Therefore, the uchigatana, which made operation easier by reducing the curvature and shortening the length of the sword, appeared. The main weapons on the battlefield shifted from the tachi to the uchigatana.
Although it may seem that the tachi has lost its role, in fact, even before the samurai took power, the tachi was influenced by aristocratic culture and was used as a glamorous "decoration tachi" (kazatachi) at celebrations and ceremonies.
This custom continued even after the tachi finished its role in battle, and there are records of tachi being given on occasions such as coming-of-age ceremonies or the birth of an heir.
In contrast to the aristocracy's decorative tachi, the samurai class had the tachi established by the Edo shogunate for ceremonial purposes, which was called the "itomaki tachi".
The itomaki tachi, which came with a decorative lacquered scabbard, exuded a glamorous and dignified atmosphere and was treated as a weapon symbolizing the power of the samurai, samurai will spend a good fortune on their custom katana
On the other hand, when it came to the Edo period, the uchigatana began to be worn in a set with a wakizashi.
This was called "daisho", and the maximum dimensions of the uchigatana were determined by the order of the shogunate. Therefore, during this time, there was an increase in the practice of reshaping tachi that were too long into uchigatana.
In the peaceful Edo period, when there were no battles, the uchigatana, which was no longer used as a weapon, began to be carried in everyday life because the daisho 2-piece difference became a sign of the samurai status.
In actual battle, the koshirae, which is essential for carrying a sword, did not require much decoration.

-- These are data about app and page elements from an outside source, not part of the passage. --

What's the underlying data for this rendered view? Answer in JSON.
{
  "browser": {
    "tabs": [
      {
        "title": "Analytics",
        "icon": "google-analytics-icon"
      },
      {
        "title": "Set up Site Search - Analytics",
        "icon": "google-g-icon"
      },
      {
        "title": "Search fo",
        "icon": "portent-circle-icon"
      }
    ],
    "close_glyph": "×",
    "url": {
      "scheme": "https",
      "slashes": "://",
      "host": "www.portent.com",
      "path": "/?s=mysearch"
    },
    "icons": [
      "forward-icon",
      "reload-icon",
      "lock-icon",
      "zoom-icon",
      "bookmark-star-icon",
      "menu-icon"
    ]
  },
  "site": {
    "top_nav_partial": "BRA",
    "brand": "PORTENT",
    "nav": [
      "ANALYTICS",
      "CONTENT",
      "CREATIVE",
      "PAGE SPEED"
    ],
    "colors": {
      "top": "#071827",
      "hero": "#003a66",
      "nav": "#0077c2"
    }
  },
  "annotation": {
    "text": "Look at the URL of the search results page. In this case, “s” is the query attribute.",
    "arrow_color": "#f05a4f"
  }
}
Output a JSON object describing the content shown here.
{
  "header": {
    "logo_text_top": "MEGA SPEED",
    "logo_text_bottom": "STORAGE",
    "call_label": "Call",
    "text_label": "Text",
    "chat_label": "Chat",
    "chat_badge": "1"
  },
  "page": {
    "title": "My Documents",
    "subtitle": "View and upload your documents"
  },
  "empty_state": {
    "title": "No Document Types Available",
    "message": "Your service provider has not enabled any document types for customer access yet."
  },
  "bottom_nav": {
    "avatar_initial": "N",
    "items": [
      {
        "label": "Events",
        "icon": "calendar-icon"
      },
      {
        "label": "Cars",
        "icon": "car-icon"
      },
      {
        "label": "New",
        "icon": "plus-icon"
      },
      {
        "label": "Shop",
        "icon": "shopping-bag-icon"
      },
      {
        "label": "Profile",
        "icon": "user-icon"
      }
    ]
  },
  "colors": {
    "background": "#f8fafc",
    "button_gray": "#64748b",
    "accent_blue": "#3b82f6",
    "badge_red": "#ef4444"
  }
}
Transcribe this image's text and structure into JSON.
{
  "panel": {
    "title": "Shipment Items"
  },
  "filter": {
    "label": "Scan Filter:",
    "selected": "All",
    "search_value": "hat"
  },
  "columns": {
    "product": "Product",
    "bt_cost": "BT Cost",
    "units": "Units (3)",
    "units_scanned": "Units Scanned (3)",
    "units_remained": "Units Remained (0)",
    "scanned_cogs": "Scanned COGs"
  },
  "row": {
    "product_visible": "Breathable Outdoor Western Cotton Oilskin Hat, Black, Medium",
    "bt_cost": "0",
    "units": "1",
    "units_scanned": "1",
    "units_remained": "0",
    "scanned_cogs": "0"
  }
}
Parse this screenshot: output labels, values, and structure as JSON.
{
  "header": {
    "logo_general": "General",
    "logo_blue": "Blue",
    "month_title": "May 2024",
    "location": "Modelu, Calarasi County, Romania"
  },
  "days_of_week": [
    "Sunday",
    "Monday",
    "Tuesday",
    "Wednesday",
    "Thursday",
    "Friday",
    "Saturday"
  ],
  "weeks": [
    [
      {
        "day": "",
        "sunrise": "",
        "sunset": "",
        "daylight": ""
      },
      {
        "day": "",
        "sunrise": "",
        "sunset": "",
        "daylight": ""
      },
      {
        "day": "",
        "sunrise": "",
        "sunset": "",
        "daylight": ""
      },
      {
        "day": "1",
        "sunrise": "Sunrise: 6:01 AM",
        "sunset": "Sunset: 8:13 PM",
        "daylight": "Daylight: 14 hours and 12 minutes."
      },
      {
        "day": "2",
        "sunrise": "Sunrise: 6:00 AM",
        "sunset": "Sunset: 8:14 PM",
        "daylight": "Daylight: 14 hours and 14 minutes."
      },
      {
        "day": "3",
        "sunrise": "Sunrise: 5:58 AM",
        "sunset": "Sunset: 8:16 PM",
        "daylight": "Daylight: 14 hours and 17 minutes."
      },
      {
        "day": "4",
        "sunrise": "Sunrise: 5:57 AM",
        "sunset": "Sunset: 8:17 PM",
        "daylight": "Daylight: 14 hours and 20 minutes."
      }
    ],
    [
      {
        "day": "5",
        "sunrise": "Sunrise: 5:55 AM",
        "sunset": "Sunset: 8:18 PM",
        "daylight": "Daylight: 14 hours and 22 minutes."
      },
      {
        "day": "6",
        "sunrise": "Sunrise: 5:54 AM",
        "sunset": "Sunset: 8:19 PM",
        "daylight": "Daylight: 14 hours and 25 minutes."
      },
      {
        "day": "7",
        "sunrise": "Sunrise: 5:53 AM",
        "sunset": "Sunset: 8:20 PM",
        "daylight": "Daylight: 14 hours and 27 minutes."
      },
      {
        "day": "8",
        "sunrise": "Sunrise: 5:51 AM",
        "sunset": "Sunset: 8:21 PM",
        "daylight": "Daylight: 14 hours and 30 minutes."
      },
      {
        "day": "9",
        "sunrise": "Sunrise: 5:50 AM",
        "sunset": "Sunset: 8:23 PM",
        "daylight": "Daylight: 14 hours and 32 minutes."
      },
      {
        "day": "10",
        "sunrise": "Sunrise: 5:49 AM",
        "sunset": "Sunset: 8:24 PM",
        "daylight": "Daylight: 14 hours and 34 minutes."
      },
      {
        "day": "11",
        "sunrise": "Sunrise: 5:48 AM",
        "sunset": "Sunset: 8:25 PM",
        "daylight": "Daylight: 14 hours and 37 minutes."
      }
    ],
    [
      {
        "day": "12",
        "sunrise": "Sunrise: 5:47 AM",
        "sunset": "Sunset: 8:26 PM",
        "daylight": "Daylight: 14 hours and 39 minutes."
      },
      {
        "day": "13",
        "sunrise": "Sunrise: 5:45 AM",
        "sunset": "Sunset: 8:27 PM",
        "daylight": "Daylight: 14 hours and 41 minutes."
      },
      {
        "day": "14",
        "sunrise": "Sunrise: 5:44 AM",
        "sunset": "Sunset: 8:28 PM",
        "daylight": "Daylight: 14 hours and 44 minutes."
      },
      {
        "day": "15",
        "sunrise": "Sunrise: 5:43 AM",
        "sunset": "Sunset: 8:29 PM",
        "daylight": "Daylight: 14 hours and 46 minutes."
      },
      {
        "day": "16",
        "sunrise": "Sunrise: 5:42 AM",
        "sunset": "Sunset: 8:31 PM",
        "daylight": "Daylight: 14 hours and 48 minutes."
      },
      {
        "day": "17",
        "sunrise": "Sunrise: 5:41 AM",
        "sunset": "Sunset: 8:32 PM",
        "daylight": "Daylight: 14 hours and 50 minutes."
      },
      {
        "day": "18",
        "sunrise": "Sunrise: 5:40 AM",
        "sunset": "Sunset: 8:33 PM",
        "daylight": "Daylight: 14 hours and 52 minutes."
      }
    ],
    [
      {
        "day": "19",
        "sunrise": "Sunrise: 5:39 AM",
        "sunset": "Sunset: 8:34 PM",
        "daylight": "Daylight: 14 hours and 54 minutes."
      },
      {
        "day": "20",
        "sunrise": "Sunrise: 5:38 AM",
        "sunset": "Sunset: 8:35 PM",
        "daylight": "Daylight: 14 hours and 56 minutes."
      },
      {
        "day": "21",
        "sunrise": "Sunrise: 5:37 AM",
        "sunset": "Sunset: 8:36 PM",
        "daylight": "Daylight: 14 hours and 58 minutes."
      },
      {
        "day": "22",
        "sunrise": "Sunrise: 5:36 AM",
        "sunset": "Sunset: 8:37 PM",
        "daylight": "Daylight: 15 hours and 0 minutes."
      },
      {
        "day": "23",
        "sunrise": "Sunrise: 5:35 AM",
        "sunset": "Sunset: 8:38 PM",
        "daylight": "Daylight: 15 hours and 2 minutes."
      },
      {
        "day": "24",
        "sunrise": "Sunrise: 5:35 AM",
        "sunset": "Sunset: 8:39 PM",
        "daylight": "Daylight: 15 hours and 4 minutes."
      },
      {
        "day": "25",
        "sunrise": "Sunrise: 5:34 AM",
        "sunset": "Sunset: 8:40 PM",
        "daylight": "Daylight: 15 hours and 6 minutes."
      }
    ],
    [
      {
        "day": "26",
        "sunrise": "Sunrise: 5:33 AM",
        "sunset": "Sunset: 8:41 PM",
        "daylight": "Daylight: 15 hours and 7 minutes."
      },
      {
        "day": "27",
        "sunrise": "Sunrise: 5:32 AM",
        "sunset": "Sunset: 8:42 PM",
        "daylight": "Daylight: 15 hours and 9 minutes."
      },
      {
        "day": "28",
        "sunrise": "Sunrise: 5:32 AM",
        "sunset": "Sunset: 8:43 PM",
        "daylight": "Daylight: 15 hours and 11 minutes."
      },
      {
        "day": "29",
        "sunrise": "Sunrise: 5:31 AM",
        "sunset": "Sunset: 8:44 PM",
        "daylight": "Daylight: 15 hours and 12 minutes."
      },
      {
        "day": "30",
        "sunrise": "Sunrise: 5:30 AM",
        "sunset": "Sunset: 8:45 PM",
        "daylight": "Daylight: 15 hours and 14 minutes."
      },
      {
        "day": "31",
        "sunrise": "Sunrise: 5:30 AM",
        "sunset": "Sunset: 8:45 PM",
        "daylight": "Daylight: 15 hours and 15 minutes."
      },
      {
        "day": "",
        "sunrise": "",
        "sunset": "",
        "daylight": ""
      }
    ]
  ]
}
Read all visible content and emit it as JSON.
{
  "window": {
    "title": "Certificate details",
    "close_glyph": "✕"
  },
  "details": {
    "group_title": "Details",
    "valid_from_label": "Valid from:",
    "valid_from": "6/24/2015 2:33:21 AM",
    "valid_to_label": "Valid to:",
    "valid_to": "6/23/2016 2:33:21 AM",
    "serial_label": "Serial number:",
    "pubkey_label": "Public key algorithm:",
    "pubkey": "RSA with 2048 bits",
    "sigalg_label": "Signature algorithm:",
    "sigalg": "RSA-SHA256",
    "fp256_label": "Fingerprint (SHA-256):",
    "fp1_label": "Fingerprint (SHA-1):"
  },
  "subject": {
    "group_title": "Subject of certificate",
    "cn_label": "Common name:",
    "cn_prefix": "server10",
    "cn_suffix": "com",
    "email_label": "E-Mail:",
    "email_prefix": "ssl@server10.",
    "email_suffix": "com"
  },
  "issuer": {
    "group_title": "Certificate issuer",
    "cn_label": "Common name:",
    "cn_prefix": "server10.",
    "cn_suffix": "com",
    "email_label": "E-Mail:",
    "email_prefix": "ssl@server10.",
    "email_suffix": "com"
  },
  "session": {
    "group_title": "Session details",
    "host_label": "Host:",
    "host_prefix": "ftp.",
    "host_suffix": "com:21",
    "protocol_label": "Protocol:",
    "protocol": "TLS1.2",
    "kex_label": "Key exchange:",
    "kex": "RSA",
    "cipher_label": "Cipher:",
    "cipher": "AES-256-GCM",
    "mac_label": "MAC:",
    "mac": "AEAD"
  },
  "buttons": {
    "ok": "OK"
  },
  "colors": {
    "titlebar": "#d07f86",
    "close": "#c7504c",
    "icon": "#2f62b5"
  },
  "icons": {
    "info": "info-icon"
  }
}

However, with the arrival of a peaceful era without war, "uchigatana koshirae" were created, reflecting the preferences of the owners and creators of the uchigatana, and many have been preserved to this day, elaborating on various tastes.